One of the benefits of Teachable over Thinkific is the former’s class builder: it allows bulk changes to classes, which may be an enormous time-saver, especially for the ones that have built quite a number on their system; also it allows multi-format content in 1 lecture. What’s more is it can be connected to cloud services, such as Dropbox and Google Drive, for faster uploads from your devices.
Concerning course delivery, Teachable has an iOS application that enables pupils to learn on their mobile devices, which is something that Thinkific does not have.
Sales and Marketing
After the content production comes the selling and promotion of your courses. This is where Teachable wins by a landslide. Both give the liberty to sell one-time or recurring goods, offer discounts and packages, or add affiliate programs, but Teachable has more options. The real clincher is Teachable’s 1-step checkout process, which reduces customer fallout (which happens more during obsolete, 2-step procedures like Thinkific’s). It also comes with a 1-click upsell upon checkout, raising transactions per client. Another major advantage is Teachable’s payment gateway which accepts credit card, PayPal, Apple Pay, and Google Pay payments.

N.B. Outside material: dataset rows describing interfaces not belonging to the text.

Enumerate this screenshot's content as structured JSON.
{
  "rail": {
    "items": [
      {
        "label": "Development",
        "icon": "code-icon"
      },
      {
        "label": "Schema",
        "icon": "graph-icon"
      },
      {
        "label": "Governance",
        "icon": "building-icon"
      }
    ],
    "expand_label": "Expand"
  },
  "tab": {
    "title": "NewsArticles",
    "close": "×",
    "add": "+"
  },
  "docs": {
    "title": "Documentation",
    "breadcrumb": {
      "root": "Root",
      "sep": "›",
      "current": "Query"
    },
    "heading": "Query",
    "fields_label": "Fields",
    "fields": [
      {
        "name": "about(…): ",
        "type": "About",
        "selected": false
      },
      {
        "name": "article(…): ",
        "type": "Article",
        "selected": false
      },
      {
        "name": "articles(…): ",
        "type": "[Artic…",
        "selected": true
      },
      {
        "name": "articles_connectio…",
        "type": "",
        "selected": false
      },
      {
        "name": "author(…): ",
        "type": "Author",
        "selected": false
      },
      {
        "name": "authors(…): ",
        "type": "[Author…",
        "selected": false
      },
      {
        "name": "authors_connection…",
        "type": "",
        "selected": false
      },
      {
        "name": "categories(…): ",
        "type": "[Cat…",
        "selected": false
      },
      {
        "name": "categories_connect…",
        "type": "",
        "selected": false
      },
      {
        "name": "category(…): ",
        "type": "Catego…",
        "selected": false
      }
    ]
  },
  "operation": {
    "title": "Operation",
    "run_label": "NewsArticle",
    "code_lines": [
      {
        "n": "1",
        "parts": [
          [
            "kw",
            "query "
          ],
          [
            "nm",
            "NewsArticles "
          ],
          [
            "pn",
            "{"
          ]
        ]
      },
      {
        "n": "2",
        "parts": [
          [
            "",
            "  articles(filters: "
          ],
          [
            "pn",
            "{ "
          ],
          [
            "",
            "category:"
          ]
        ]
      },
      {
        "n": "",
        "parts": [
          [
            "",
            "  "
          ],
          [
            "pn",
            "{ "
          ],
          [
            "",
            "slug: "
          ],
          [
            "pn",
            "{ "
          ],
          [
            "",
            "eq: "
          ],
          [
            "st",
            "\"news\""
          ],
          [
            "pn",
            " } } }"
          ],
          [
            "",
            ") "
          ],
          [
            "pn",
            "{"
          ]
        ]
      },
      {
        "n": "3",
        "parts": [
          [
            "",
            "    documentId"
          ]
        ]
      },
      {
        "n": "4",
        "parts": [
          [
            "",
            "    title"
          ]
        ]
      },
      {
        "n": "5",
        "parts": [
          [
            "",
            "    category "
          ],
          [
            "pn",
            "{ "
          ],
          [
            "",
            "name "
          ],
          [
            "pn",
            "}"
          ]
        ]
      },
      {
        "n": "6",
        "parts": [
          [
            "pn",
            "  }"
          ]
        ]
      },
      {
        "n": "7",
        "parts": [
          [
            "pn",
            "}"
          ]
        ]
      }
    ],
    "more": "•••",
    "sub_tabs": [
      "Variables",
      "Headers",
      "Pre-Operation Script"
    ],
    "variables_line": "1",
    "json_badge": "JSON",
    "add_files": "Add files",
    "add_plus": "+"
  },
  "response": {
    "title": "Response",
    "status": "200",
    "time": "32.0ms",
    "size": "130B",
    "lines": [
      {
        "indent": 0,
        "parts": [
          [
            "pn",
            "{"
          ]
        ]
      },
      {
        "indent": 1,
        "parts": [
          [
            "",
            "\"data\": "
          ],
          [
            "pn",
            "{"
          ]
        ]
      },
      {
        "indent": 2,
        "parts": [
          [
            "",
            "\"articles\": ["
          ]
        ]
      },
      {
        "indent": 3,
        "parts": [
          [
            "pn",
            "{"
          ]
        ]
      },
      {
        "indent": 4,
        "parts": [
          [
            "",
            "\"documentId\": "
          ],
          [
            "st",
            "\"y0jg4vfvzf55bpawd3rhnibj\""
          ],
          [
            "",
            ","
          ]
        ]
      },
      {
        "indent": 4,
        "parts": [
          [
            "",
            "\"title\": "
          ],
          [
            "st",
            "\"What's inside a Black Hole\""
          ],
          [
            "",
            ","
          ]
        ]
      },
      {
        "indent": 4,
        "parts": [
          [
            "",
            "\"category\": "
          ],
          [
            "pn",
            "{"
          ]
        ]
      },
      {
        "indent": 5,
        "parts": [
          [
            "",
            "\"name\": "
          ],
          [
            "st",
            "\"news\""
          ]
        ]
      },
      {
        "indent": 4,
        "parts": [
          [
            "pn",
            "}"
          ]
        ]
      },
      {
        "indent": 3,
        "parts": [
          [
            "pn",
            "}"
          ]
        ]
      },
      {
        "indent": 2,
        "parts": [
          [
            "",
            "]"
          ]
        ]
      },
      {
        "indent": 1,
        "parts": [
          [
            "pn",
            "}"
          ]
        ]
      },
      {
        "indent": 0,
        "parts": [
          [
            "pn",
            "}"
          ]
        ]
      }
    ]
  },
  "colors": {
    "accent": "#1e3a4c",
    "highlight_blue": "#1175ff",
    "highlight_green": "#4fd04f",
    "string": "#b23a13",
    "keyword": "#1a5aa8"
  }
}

Another service included is the automated payout to affiliates and writers (when applicable), taking care of tax forms and similar documentation. If you have users from the EU, it even goes as far as including EU VAT on top of course rates. That definitely gives you more value for your own content. Click here to check out pricing for Teachable.
Teachable vs Podia Teachable Quotes
Among the online course platforms with the cheapest top tier is Podia. Though it does not have a free plan, and its basic plan comes at $39/month (with Teachable at $29/month), its top and only remaining plan is provided at $79 (with Teachable at $399). This price gap could be due to the vastly different things they each offer. On the one hand, Teachable is a fully customizable class creator and seller, and on the other, Podia chose to concentrate on Online Course Hosting, Membership or Email Marketing, and Digital Downloads. Those will instantly help you narrow down your choice to what is best suited to your needs.
Podia’s streamlined categories lets users filter out other aspects which they may not have to dip into, like e-commerce. Its interface is simple, clean, and pretty great for novice instructors. Having said that, this is also why it may not meet the needs of creators who wish to do more with their website. Since the variety is not much, more advanced users may find it lacking.
Course Creation and Control
Teachable defeats Podia in design and personalization tools, with options for simple uploads of files, texts, and quizzes. Those that dabble in code can also experiment with that within Teachable. Users can easily get the sleek look of a professional site by choosing from default themes that can be customized to liking. Teachable’s editor makes it easy to create changes and push upsells, maximizing both user’s time and profitability.
Both have a trickle content attribute for the ones that want to space the lessons provided to their students, and avoid cramming modules in 1 go. What’s unique to Teachable is innovative control over course compliance, such as keeping tabs on students’ completion of lessons and quizzes. It also has built-in certificates that users can make and send to their students at the end of the course. In terms of integrations, Teachable has improved autoresponders and analytics, both of which are extremely important to sales and marketing.
Recommendation Teachable Quotes
To summarize, Teachable‘s interface is approachable even to the most inexperienced users, has exceptional creation and builder resources for designing a slick course site, gives you control over your marketing and sales, has attributes that cut time and effort on backend paperwork, and provides the best value for money. With more upgrades and user feedback, they are guaranteed to be a reliable choice for many years to come.